With all the safety precautions that have been affecting everyone, Holtom was really curious about the dirtiest surfaces to touch, and that is how “Developing Bacteria from Public Places” was born.

“We saw ourselves disinfecting the spaces and really taking these measures to clean the surfaces and cleaning public places like we never had before,” she said. “It really got me wondering, which places are the dirtiest? Which places need to be cleaned the most? Which places do we need to avoid?”

She conducted her research by going out with swabs and taking samples of bacteria in public areas like gas pump handles, grocery store shopping carts and office door handles.
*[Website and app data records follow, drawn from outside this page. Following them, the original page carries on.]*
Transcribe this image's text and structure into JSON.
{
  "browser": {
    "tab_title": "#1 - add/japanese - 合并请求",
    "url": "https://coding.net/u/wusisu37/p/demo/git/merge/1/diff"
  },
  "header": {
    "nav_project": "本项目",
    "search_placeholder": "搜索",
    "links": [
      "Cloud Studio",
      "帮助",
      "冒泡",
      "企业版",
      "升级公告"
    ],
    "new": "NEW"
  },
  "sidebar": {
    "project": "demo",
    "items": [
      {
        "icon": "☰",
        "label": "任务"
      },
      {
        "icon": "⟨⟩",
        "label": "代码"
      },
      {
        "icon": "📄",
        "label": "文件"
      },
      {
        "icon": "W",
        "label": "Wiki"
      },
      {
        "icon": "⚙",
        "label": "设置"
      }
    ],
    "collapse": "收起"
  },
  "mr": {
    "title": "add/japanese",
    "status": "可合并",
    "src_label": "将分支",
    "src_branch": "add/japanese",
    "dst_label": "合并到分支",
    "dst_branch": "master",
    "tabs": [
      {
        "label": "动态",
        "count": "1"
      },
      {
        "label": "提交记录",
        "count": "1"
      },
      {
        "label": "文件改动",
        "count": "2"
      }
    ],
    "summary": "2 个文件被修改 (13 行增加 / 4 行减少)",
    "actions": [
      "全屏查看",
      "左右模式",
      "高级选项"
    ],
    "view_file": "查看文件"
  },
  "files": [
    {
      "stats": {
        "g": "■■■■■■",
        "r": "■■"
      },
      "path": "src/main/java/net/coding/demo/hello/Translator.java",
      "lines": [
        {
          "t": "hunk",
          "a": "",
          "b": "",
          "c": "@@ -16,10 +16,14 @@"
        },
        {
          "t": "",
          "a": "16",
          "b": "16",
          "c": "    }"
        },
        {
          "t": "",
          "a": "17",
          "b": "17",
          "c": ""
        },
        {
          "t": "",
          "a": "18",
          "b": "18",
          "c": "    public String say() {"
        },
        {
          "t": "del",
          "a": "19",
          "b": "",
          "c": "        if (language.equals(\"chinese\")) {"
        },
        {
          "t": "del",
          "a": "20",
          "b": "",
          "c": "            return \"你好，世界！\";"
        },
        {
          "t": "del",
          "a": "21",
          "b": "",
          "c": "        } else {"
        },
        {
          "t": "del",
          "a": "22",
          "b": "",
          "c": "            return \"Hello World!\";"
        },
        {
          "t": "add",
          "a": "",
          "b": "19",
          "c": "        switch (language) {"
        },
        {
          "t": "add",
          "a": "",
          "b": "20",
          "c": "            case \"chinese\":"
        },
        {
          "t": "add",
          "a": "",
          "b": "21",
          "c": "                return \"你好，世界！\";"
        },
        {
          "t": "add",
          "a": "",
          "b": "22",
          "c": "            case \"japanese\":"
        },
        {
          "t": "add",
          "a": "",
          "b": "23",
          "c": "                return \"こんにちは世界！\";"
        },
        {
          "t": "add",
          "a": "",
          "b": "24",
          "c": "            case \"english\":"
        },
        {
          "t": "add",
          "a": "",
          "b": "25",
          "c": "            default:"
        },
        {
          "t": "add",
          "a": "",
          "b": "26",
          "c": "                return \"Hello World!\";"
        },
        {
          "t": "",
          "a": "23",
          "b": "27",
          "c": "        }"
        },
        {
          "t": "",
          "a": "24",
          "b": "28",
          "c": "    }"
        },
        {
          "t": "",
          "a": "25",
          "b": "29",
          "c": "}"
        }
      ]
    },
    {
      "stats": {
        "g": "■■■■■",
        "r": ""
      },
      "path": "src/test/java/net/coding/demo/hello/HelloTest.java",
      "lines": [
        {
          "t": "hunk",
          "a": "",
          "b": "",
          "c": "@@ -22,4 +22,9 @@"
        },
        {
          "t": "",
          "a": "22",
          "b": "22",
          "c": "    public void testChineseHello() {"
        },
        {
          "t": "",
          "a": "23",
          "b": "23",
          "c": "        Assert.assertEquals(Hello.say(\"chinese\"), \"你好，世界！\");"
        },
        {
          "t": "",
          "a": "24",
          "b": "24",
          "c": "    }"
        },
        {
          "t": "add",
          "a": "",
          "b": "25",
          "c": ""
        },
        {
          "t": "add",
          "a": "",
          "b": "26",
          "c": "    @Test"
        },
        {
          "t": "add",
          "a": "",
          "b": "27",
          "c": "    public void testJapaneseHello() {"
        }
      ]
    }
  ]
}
She then transferred those samples to petri dishes and let them cultivate for 2 weeks to grow bacterial samples.

The worst perpetrator according to her project? The dollar bill.

“That was really gross. It completely overgrew the entire petri dish which none of my others did,” she added. “I don’t think I’m going to use cash anymore because it was that gross.”

One pleasant surprise she found was the door handles at a COVID testing center were kept surprisingly and comfortably clean.

Holtom’s interest in science can be described as a passion, one that she hopes to continue.

“I’ve always really liked science. It’s definitely my favorite subject,” she said. “I just find it really interesting, it just kind of fascinates me, especially biology and microbiology.”

She hopes that she can continue her research in this project next year and present new findings of what has changed in the fair for her senior year. She explained she is interested in pursuing a career in the STEM field, possibly through nursing or medical school.

For students in school that have trouble seeing fun in their science classes, Holtom has one piece of advice.

“Don’t give up on it,” she explains. “There are so many different types of sciences out there and there’s something for everyone.”

Other students at Hillcrest received awards including Mikaela Spafford, Ethan Grigg, Carter Thompson, Andrew Dawson, Thomas Endsley, and Sydney Woolstenhulme. This helped the school overall win the Top School award.

Holtom is very grateful for her teachers, parents and others that have helped her have this opportunity.

“It was an awesome experience,” she said. “It just kept getting better and better.”